), while the left earcup is too heavy on the controls side of things with volume, mixer, mute and noise cancelling all in an awkwardly-close line. It just means mid-game you can find yourself fumbling to utilise the button you want with any degree of ease. But even typing that made me feel like an over-privileged git, but I’d be lying if I didn’t say it was sometimes annoying.
I’ve dropped the quality of the 800’s audio a few times throughout this review. What’s most surprising is the quality you get in the console space utilising the USB dongle receiver for the bigger machines, as well as the audio cable for the Switch. You don’t get the same level of customisation or control as you do when using these for PC, but if you’re swapping them around console to PC to console, there will be a noticeable difference. That said, I was still very happy with the level of audio out of the consoles. Assassin’s Creed Valhalla

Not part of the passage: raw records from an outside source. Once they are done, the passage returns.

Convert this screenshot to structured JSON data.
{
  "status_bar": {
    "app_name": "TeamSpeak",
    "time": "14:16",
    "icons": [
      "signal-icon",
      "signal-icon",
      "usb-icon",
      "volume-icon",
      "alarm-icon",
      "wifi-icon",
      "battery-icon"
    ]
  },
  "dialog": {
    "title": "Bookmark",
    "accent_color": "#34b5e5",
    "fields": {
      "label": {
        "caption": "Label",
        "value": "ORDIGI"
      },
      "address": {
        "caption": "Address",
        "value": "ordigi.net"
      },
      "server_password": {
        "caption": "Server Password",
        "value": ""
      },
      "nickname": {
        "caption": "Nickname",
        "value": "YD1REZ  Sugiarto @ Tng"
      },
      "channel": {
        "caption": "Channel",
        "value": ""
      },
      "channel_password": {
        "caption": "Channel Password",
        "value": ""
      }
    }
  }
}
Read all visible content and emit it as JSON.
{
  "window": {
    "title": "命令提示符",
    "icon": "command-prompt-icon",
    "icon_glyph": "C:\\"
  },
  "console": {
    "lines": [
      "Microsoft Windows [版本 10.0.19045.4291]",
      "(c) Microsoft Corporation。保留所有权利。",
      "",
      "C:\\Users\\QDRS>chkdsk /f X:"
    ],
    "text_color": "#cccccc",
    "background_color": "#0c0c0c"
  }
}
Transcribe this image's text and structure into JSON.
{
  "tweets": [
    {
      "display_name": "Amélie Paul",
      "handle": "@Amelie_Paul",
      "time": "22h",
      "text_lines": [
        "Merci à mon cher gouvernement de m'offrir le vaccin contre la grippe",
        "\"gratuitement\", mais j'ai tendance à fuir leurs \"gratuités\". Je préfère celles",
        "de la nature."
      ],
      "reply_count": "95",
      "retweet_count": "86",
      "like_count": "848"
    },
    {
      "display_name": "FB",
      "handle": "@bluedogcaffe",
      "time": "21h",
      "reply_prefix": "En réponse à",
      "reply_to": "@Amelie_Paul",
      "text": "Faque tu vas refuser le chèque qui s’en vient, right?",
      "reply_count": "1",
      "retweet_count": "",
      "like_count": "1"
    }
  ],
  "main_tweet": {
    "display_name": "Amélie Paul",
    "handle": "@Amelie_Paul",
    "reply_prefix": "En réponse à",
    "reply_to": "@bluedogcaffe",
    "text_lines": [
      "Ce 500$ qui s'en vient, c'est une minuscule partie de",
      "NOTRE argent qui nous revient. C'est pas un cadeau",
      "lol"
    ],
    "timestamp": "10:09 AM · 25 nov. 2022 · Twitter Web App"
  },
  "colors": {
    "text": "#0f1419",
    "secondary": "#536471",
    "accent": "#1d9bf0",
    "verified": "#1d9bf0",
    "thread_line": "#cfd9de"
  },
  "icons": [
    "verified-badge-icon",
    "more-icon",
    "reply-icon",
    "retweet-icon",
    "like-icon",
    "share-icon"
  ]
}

, for example, saw the 800s picking up all of the game-world’s natural sounds; birds chirping, squirrels shrieking, snow crushing beneath your feet, waves crashing off in the distance. It wasn’t the simulated 7.1 you get with QuantumSURROUND settings for PC, but it was more than serviceable.
Where the headset stands tallest is in its diversity. Not being locked into a specific skew allows for them to be the bicycle of my household, though it’s also where they get held back the most. What is promising, however, is that this is early days for JBL and gaming, and while bay steps are baby steps, like any baby proclamated as an “old soul” JBL’s long history in the audio world before its jump into games means those steps will soon move to a light yog before eventually sprinting towards a sonic boom and beyond. Starting here though, isn’t at all a bad place to kick off this journey and the headset’s strengths far outweigh any of its drawbacks. Definitely recommended if you’re in the market.